Female celebrities who face lesbian rumors do have alternatives to issuing statements that they are heterosexual; they may choose to state that their sexuality is a private issue that they do not discuss, or they may choose, eventually, to come out. Rock icon Joan Jett, who has long been rumored to be a lesbian and has always been very welcoming of her lesbian fans, told the Palm Springs Desert Sun this past spring: “I never made any kind of statement about my personal life on any level. I never made any proclamations. So I don’t know where people are getting that from.”
And L Word sex symbol Katherine Moennig, who has also been rumored to be a lesbian, has long insisted that she does not discuss her sexuality. She told USA Today in February 2005, "When it comes to my life and what I do off-screen, I don’t want to ruin that. What people do behind closed doors is their business."
Cast mate Mia Kirshner told Curve in July 2006, "I just don’t think it matters if people are gay or straight. Why would you assume that I was straight? What difference does it make? I’m very comfortable saying that I think men are beautiful and I think women are beautiful. I think it’s very personal and I just don’t think it matters anymore."
>But although an insistence on one’s personal privacy is the right of every individual, celebrity or otherwise, the idea that one’s sexual identity does not matter is challenged every day by the political battles waged on issues ranging from the rights of LGBT employees in the workplace to the national debate on gay marriage.
Celebrities such as Cynthia Nixon, Sheryl Swoopes, and Portia de Rossi, who carefully skirted questions about their sexuality before they decided to come out of the closet, have admitted that privacy aside, coming-out is not about revealing what goes on in one’s bedroom. All three women have suggested that coming-out is, at its most basic level, about being honest about who they are as individuals.
When Nixon came out to the New York Daily News in September 2004, she said, "My private life is private. But at the same time, I have nothing to hide. So what I will say is that I am very happy."

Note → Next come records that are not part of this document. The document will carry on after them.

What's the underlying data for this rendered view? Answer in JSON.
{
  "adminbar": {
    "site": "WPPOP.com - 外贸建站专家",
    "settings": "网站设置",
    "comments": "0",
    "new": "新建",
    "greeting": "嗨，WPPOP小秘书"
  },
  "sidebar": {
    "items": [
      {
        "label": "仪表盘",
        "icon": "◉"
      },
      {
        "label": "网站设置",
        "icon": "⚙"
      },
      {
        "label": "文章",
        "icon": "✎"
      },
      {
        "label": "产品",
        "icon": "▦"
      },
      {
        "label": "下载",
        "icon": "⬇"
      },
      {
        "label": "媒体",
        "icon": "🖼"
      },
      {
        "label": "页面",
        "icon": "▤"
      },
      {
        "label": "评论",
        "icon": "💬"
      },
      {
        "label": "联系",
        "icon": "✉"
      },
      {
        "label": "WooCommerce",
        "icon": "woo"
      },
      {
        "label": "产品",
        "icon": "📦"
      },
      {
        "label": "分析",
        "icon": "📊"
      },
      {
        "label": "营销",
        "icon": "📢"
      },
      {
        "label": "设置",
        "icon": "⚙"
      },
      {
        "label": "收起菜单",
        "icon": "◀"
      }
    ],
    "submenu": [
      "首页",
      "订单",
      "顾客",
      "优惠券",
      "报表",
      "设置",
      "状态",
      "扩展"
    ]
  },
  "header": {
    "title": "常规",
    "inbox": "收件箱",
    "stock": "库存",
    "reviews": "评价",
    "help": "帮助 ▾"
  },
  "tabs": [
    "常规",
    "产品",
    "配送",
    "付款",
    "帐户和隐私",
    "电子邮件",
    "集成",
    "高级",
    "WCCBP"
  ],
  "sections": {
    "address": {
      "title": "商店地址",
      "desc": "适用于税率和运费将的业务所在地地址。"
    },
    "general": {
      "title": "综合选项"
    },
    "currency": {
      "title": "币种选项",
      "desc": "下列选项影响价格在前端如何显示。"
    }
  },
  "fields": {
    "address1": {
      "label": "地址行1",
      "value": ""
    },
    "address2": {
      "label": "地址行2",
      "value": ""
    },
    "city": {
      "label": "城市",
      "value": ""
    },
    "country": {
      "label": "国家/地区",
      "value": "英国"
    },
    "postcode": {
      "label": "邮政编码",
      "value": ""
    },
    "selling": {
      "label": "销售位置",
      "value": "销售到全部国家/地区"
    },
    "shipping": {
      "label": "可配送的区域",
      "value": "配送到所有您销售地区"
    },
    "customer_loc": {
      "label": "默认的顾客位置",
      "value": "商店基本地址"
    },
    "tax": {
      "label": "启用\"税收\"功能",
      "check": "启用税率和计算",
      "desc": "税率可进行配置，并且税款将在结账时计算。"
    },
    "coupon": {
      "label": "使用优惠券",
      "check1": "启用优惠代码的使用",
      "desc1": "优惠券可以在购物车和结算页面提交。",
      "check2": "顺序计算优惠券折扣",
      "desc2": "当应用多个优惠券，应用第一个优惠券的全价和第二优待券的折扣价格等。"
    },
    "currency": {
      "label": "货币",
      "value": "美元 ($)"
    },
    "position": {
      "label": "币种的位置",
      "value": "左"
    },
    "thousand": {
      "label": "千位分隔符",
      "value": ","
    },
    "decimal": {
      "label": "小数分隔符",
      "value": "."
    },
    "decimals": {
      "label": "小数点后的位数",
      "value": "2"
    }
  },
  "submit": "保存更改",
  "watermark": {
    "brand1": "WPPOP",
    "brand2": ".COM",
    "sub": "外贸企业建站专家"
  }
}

Last October, Sheryl Swoopes told ESPN magazine, "I’m just at a point in my life where I’m tired of having to pretend to be somebody I’m not. I’m tired of having to hide my feelings about the person I care about. About the person I love."
When Portia de Rossi spoke with The Advocate in September 2005 she crystallized, for many, the complex and conflicting feelings about coming out. "The most important thing for me was to never, ever, ever deny it," she said of her years of silence about her relationship with Francesca Gregorini. "But I didn’t really have the courage to talk about it. I was thinking, Well, the people who need to know I’m gay know, and I’m somehow living by example by continuing on with my career and having a full, rich life, and I am incidentally gay, but it’s not a big political platform. I justified it in so many ways. Believe me, I had a very, very long and difficult struggle with my sexuality."
For female celebrities in 2006, the question of how to address rumors of lesbianism ”which often arise for women who are successful and single, whether they are gay or not” no longer needs to be addressed with flat-out denial. Cross and Winfrey’s embracing of the LGBT community, even while they situate themselves as heterosexual, is a positive sign for gays and lesbians. It shows that the stigma that once came with those pesky lesbian rumors has lessened to a considerable degree.
For those such as de Rossi, Nixon, and Swoopes, who have chosen to come out in recent years, the more tolerant atmosphere has meant that their careers have not taken an automatic nosedive. That fear has been one of the main deterrents to coming out for celebrities in the past, and though it may still prevent many male celebrities from coming out, it seems that the situation, in this one particular case, is more beneficial for women.